Seeking Justice notes that some people who voice general disapproval of the ultimate punishment, the death penalty for murder convictions, actually support it in certain individual cases. Opinio Juris points out that other countries have the death penalty for non-violent crimes. And for those defending against capital murder charges, you might use a little Clarence Darrow inspiration for closing argument.


The enumeration in the Constitution, of certain rights, shall not be construed to deny or disparage others retained by the people.

Griswold v. Connecticut, 381 U.S. 479 (1965) Being convicted of giving ‘information, instruction, and medical advice to married persons as to the means of preventing conception’…sounds a whole lot like convicting licensed physicians for advising married people that the best way to not have more children is to use a condom. Justice William O. Douglas’ opinion found the law invalid based on the constitutional “Right to Privacy”. While not specifically mentioned in the Constitution, Douglas reasoned it still existed because the specific guarantees of the Bill of Rights have penumbras “formed by emanations from those guarantees that help give them life and substance”.

Along those lines, let me restate the 9th Amendment for purposes of this edition of Blawg Review: My announced intention of focusing on criminal law blogs, shall not be construed to deny or disparage posts written about other legal concepts. Hence, the last subsection entitled…

This Week’s Penumbra Posts

Carolyn Elefant tells us the story of the spam filter that caused a lawyer to miss an important email from a Federal District Court. Jim Calloway weighs in with practical solutions on how to avoid the same fate

What About Clients asks whether a lawyer needs to like their client to do a good job for them.

Grant Griffiths is looking to update his blogroll with other home-office and/or solo lawyer blogs.

California Debt Blog warns debtors that they need to demand three things from creditors: verification, verification, verification.

Niki Black is asking other bloggers to weigh in on the best statistics software or widget they use to count visitors. (Also check out her newly launched Legal Humor blog: Legal Antics.)

Speaking of legal humor…everyone enjoys a classic lawyer joke, but do we have too many lawyers or too few? Overlawyered sees an opportunity to cut down on lawsuits, after Above the Law comments on closing down a law school. Meanwhile, May It Please the Court tells us we are actually running out of lawyers. Who knew?

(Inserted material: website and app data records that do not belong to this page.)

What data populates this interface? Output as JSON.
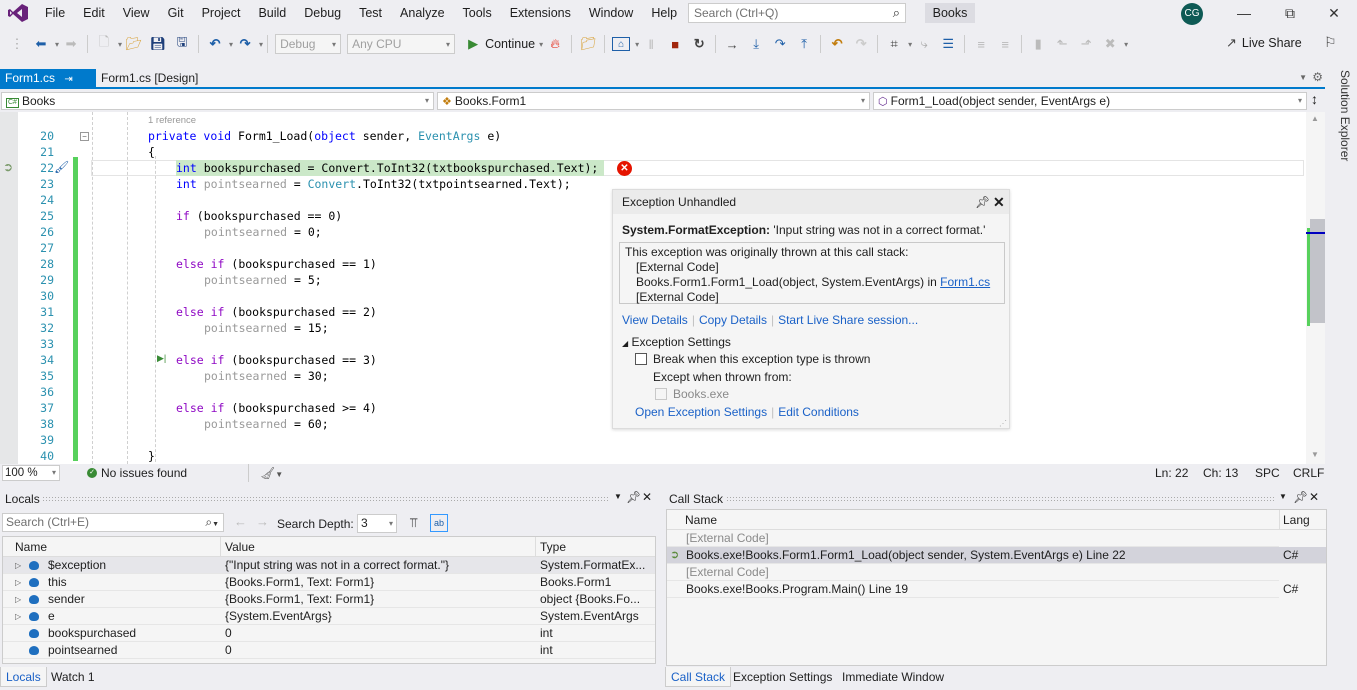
{
  "menu": {
    "items": [
      "File",
      "Edit",
      "View",
      "Git",
      "Project",
      "Build",
      "Debug",
      "Test",
      "Analyze",
      "Tools",
      "Extensions",
      "Window",
      "Help"
    ],
    "search_placeholder": "Search (Ctrl+Q)",
    "solution_name": "Books",
    "user_initials": "CG"
  },
  "toolbar": {
    "config": "Debug",
    "platform": "Any CPU",
    "continue_label": "Continue",
    "live_share_label": "Live Share"
  },
  "doc_tabs": [
    {
      "label": "Form1.cs",
      "active": true
    },
    {
      "label": "Form1.cs [Design]",
      "active": false
    }
  ],
  "navbar": {
    "project": "Books",
    "class": "Books.Form1",
    "member": "Form1_Load(object sender, EventArgs e)"
  },
  "editor": {
    "codelens": "1 reference",
    "lines": [
      {
        "n": "20"
      },
      {
        "n": "21"
      },
      {
        "n": "22"
      },
      {
        "n": "23"
      },
      {
        "n": "24"
      },
      {
        "n": "25"
      },
      {
        "n": "26"
      },
      {
        "n": "27"
      },
      {
        "n": "28"
      },
      {
        "n": "29"
      },
      {
        "n": "30"
      },
      {
        "n": "31"
      },
      {
        "n": "32"
      },
      {
        "n": "33"
      },
      {
        "n": "34"
      },
      {
        "n": "35"
      },
      {
        "n": "36"
      },
      {
        "n": "37"
      },
      {
        "n": "38"
      },
      {
        "n": "39"
      },
      {
        "n": "40"
      }
    ],
    "code": {
      "l20a": "private",
      "l20b": "void",
      "l20c": "Form1_Load(",
      "l20d": "object",
      "l20e": " sender, ",
      "l20f": "EventArgs",
      "l20g": " e)",
      "l21": "{",
      "l22a": "int",
      "l22b": " bookspurchased = ",
      "l22c": "Convert",
      "l22d": ".ToInt32(txtbookspurchased.Text);",
      "l23a": "int",
      "l23b": " pointsearned",
      "l23c": " = ",
      "l23d": "Convert",
      "l23e": ".ToInt32(txtpointsearned.Text);",
      "l25a": "if",
      "l25b": " (bookspurchased == 0)",
      "l26a": "pointsearned",
      "l26b": " = 0;",
      "l28a": "else if",
      "l28b": " (bookspurchased == 1)",
      "l29a": "pointsearned",
      "l29b": " = 5;",
      "l31a": "else if",
      "l31b": " (bookspurchased == 2)",
      "l32a": "pointsearned",
      "l32b": " = 15;",
      "l34a": "else if",
      "l34b": " (bookspurchased == 3)",
      "l35a": "pointsearned",
      "l35b": " = 30;",
      "l37a": "else if",
      "l37b": " (bookspurchased >= 4)",
      "l38a": "pointsearned",
      "l38b": " = 60;",
      "l40": "}"
    }
  },
  "exception": {
    "title": "Exception Unhandled",
    "type": "System.FormatException:",
    "message": " 'Input string was not in a correct format.'",
    "stack_intro": "This exception was originally thrown at this call stack:",
    "stack": [
      "[External Code]",
      "Books.Form1.Form1_Load(object, System.EventArgs) in ",
      "[External Code]"
    ],
    "stack_link": "Form1.cs",
    "links": [
      "View Details",
      "Copy Details",
      "Start Live Share session..."
    ],
    "settings_header": "Exception Settings",
    "break_label": "Break when this exception type is thrown",
    "except_label": "Except when thrown from:",
    "module_label": "Books.exe",
    "bottom_links": [
      "Open Exception Settings",
      "Edit Conditions"
    ]
  },
  "status": {
    "zoom": "100 %",
    "issues": "No issues found",
    "ln": "Ln: 22",
    "ch": "Ch: 13",
    "spc": "SPC",
    "crlf": "CRLF"
  },
  "side_tab": "Solution Explorer",
  "locals": {
    "title": "Locals",
    "search_placeholder": "Search (Ctrl+E)",
    "search_depth_label": "Search Depth:",
    "search_depth": "3",
    "columns": [
      "Name",
      "Value",
      "Type"
    ],
    "rows": [
      {
        "name": "$exception",
        "value": "{\"Input string was not in a correct format.\"}",
        "type": "System.FormatEx...",
        "expandable": true
      },
      {
        "name": "this",
        "value": "{Books.Form1, Text: Form1}",
        "type": "Books.Form1",
        "expandable": true
      },
      {
        "name": "sender",
        "value": "{Books.Form1, Text: Form1}",
        "type": "object {Books.Fo...",
        "expandable": true
      },
      {
        "name": "e",
        "value": "{System.EventArgs}",
        "type": "System.EventArgs",
        "expandable": true
      },
      {
        "name": "bookspurchased",
        "value": "0",
        "type": "int",
        "expandable": false
      },
      {
        "name": "pointsearned",
        "value": "0",
        "type": "int",
        "expandable": false
      }
    ],
    "tabs": [
      "Locals",
      "Watch 1"
    ]
  },
  "callstack": {
    "title": "Call Stack",
    "columns": [
      "Name",
      "Lang"
    ],
    "rows": [
      {
        "name": "[External Code]",
        "lang": "",
        "external": true
      },
      {
        "name": "Books.exe!Books.Form1.Form1_Load(object sender, System.EventArgs e) Line 22",
        "lang": "C#",
        "current": true
      },
      {
        "name": "[External Code]",
        "lang": "",
        "external": true
      },
      {
        "name": "Books.exe!Books.Program.Main() Line 19",
        "lang": "C#"
      }
    ],
    "tabs": [
      "Call Stack",
      "Exception Settings",
      "Immediate Window"
    ]
  },
  "colors": {
    "accent": "#007acc",
    "error": "#e51400",
    "changed_bar": "#57d15c",
    "link": "#1a61c7"
  }
}
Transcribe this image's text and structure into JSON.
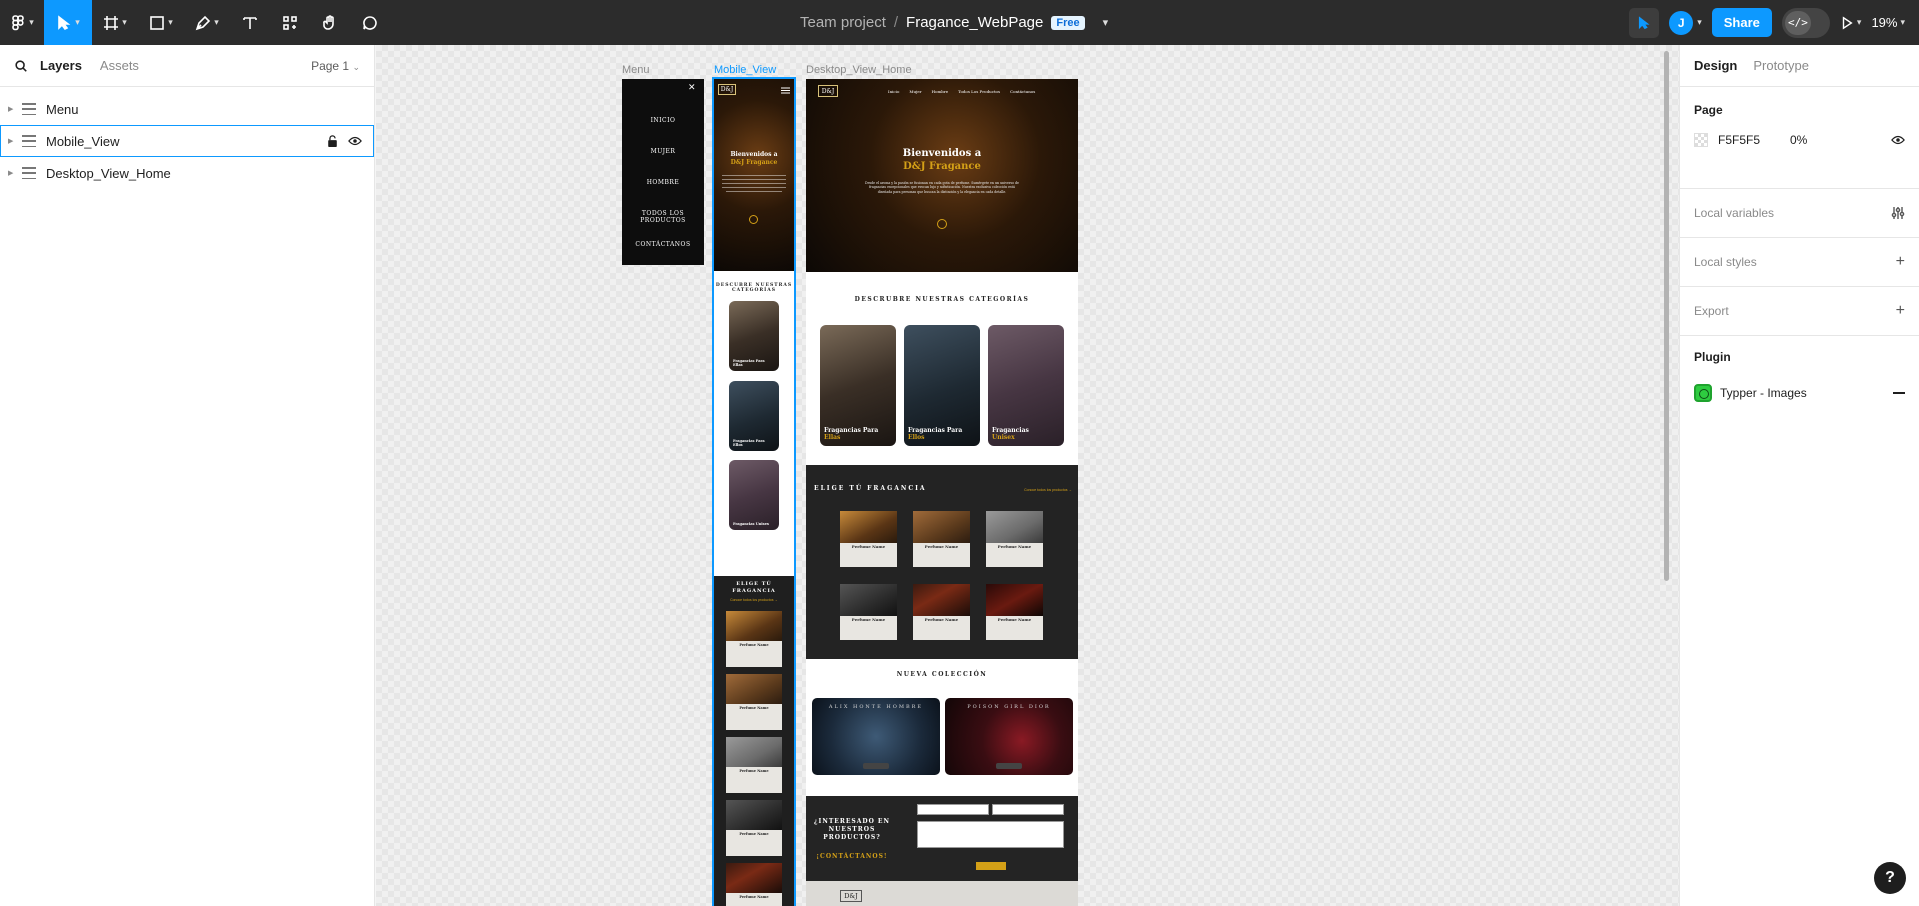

Blawg Review has information about next week’s host, and instructions how to get your blawg posts reviewed in upcoming issues.